[Entries from a dataset of interfaces]
------
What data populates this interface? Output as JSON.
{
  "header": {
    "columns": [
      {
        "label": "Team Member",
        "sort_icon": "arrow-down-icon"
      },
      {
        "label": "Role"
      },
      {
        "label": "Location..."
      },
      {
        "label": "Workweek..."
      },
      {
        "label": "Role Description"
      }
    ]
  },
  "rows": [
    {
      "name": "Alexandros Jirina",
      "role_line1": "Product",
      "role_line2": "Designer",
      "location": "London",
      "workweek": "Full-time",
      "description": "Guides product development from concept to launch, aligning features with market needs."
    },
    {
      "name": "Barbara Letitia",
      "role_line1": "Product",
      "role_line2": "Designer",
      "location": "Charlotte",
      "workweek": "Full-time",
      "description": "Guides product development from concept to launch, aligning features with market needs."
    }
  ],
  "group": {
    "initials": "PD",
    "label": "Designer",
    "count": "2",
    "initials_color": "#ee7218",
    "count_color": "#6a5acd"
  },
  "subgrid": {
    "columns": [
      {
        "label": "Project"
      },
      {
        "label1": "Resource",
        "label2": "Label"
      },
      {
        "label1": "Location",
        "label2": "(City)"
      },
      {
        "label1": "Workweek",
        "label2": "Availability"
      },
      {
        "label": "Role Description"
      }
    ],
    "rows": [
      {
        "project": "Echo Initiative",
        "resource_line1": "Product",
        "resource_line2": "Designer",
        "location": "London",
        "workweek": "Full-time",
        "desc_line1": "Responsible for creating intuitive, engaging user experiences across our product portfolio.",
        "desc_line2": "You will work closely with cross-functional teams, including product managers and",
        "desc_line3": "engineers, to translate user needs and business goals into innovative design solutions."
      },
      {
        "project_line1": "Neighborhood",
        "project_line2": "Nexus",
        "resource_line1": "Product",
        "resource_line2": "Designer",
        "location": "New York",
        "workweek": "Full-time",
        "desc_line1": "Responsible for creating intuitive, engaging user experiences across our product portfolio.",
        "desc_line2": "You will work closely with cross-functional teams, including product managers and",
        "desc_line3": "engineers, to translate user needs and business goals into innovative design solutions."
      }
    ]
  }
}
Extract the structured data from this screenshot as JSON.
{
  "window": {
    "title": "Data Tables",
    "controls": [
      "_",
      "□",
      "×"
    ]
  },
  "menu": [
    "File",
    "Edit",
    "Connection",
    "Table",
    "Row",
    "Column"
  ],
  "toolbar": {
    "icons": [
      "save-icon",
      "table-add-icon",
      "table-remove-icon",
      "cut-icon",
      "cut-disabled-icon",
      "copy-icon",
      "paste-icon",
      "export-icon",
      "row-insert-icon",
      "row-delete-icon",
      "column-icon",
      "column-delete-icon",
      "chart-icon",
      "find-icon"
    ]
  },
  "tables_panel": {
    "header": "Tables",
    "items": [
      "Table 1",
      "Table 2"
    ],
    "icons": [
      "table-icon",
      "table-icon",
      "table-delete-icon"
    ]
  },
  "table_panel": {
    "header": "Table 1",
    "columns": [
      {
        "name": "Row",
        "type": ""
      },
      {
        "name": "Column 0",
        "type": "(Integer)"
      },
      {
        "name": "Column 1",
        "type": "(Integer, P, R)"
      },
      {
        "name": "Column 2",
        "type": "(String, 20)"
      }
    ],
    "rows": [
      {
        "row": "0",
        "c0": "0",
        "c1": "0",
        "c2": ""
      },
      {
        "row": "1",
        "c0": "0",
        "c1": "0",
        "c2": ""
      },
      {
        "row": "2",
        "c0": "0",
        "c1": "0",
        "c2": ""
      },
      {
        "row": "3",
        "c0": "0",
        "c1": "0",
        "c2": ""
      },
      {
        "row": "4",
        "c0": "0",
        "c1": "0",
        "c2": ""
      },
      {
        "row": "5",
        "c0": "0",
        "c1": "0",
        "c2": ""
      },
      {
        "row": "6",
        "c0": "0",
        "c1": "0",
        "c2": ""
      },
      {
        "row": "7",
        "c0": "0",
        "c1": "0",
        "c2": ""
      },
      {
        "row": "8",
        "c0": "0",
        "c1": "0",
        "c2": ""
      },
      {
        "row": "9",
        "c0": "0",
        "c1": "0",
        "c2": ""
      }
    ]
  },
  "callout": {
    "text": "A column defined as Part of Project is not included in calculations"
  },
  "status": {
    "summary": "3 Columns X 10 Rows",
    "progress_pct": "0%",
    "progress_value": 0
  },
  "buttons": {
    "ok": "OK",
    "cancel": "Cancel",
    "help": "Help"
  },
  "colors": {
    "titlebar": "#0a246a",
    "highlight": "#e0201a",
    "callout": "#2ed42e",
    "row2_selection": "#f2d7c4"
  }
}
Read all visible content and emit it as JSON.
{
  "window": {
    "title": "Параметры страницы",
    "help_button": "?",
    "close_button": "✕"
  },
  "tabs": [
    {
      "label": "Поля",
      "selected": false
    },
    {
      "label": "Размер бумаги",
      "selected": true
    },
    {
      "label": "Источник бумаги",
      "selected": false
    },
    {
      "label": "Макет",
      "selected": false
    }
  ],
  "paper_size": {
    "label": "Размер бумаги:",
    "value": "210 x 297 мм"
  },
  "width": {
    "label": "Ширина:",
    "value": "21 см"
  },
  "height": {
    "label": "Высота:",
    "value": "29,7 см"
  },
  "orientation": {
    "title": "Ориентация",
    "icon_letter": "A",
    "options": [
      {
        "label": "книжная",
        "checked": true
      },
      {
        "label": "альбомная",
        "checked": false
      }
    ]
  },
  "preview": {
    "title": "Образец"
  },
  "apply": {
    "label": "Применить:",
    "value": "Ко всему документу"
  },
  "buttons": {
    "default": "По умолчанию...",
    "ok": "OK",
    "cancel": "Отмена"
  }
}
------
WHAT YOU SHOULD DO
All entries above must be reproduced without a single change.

ANSWER SPACE
What data populates this interface? Output as JSON.
{
  "header": {
    "columns": [
      {
        "label": "Team Member",
        "sort_icon": "arrow-down-icon"
      },
      {
        "label": "Role"
      },
      {
        "label": "Location..."
      },
      {
        "label": "Workweek..."
      },
      {
        "label": "Role Description"
      }
    ]
  },
  "rows": [
    {
      "name": "Alexandros Jirina",
      "role_line1": "Product",
      "role_line2": "Designer",
      "location": "London",
      "workweek": "Full-time",
      "description": "Guides product development from concept to launch, aligning features with market needs."
    },
    {
      "name": "Barbara Letitia",
      "role_line1": "Product",
      "role_line2": "Designer",
      "location": "Charlotte",
      "workweek": "Full-time",
      "description": "Guides product development from concept to launch, aligning features with market needs."
    }
  ],
  "group": {
    "initials": "PD",
    "label": "Designer",
    "count": "2",
    "initials_color": "#ee7218",
    "count_color": "#6a5acd"
  },
  "subgrid": {
    "columns": [
      {
        "label": "Project"
      },
      {
        "label1": "Resource",
        "label2": "Label"
      },
      {
        "label1": "Location",
        "label2": "(City)"
      },
      {
        "label1": "Workweek",
        "label2": "Availability"
      },
      {
        "label": "Role Description"
      }
    ],
    "rows": [
      {
        "project": "Echo Initiative",
        "resource_line1": "Product",
        "resource_line2": "Designer",
        "location": "London",
        "workweek": "Full-time",
        "desc_line1": "Responsible for creating intuitive, engaging user experiences across our product portfolio.",
        "desc_line2": "You will work closely with cross-functional teams, including product managers and",
        "desc_line3": "engineers, to translate user needs and business goals into innovative design solutions."
      },
      {
        "project_line1": "Neighborhood",
        "project_line2": "Nexus",
        "resource_line1": "Product",
        "resource_line2": "Designer",
        "location": "New York",
        "workweek": "Full-time",
        "desc_line1": "Responsible for creating intuitive, engaging user experiences across our product portfolio.",
        "desc_line2": "You will work closely with cross-functional teams, including product managers and",
        "desc_line3": "engineers, to translate user needs and business goals into innovative design solutions."
      }
    ]
  }
}
Extract the structured data from this screenshot as JSON.
{
  "window": {
    "title": "Data Tables",
    "controls": [
      "_",
      "□",
      "×"
    ]
  },
  "menu": [
    "File",
    "Edit",
    "Connection",
    "Table",
    "Row",
    "Column"
  ],
  "toolbar": {
    "icons": [
      "save-icon",
      "table-add-icon",
      "table-remove-icon",
      "cut-icon",
      "cut-disabled-icon",
      "copy-icon",
      "paste-icon",
      "export-icon",
      "row-insert-icon",
      "row-delete-icon",
      "column-icon",
      "column-delete-icon",
      "chart-icon",
      "find-icon"
    ]
  },
  "tables_panel": {
    "header": "Tables",
    "items": [
      "Table 1",
      "Table 2"
    ],
    "icons": [
      "table-icon",
      "table-icon",
      "table-delete-icon"
    ]
  },
  "table_panel": {
    "header": "Table 1",
    "columns": [
      {
        "name": "Row",
        "type": ""
      },
      {
        "name": "Column 0",
        "type": "(Integer)"
      },
      {
        "name": "Column 1",
        "type": "(Integer, P, R)"
      },
      {
        "name": "Column 2",
        "type": "(String, 20)"
      }
    ],
    "rows": [
      {
        "row": "0",
        "c0": "0",
        "c1": "0",
        "c2": ""
      },
      {
        "row": "1",
        "c0": "0",
        "c1": "0",
        "c2": ""
      },
      {
        "row": "2",
        "c0": "0",
        "c1": "0",
        "c2": ""
      },
      {
        "row": "3",
        "c0": "0",
        "c1": "0",
        "c2": ""
      },
      {
        "row": "4",
        "c0": "0",
        "c1": "0",
        "c2": ""
      },
      {
        "row": "5",
        "c0": "0",
        "c1": "0",
        "c2": ""
      },
      {
        "row": "6",
        "c0": "0",
        "c1": "0",
        "c2": ""
      },
      {
        "row": "7",
        "c0": "0",
        "c1": "0",
        "c2": ""
      },
      {
        "row": "8",
        "c0": "0",
        "c1": "0",
        "c2": ""
      },
      {
        "row": "9",
        "c0": "0",
        "c1": "0",
        "c2": ""
      }
    ]
  },
  "callout": {
    "text": "A column defined as Part of Project is not included in calculations"
  },
  "status": {
    "summary": "3 Columns X 10 Rows",
    "progress_pct": "0%",
    "progress_value": 0
  },
  "buttons": {
    "ok": "OK",
    "cancel": "Cancel",
    "help": "Help"
  },
  "colors": {
    "titlebar": "#0a246a",
    "highlight": "#e0201a",
    "callout": "#2ed42e",
    "row2_selection": "#f2d7c4"
  }
}
Read all visible content and emit it as JSON.
{
  "window": {
    "title": "Параметры страницы",
    "help_button": "?",
    "close_button": "✕"
  },
  "tabs": [
    {
      "label": "Поля",
      "selected": false
    },
    {
      "label": "Размер бумаги",
      "selected": true
    },
    {
      "label": "Источник бумаги",
      "selected": false
    },
    {
      "label": "Макет",
      "selected": false
    }
  ],
  "paper_size": {
    "label": "Размер бумаги:",
    "value": "210 x 297 мм"
  },
  "width": {
    "label": "Ширина:",
    "value": "21 см"
  },
  "height": {
    "label": "Высота:",
    "value": "29,7 см"
  },
  "orientation": {
    "title": "Ориентация",
    "icon_letter": "A",
    "options": [
      {
        "label": "книжная",
        "checked": true
      },
      {
        "label": "альбомная",
        "checked": false
      }
    ]
  },
  "preview": {
    "title": "Образец"
  },
  "apply": {
    "label": "Применить:",
    "value": "Ко всему документу"
  },
  "buttons": {
    "default": "По умолчанию...",
    "ok": "OK",
    "cancel": "Отмена"
  }
}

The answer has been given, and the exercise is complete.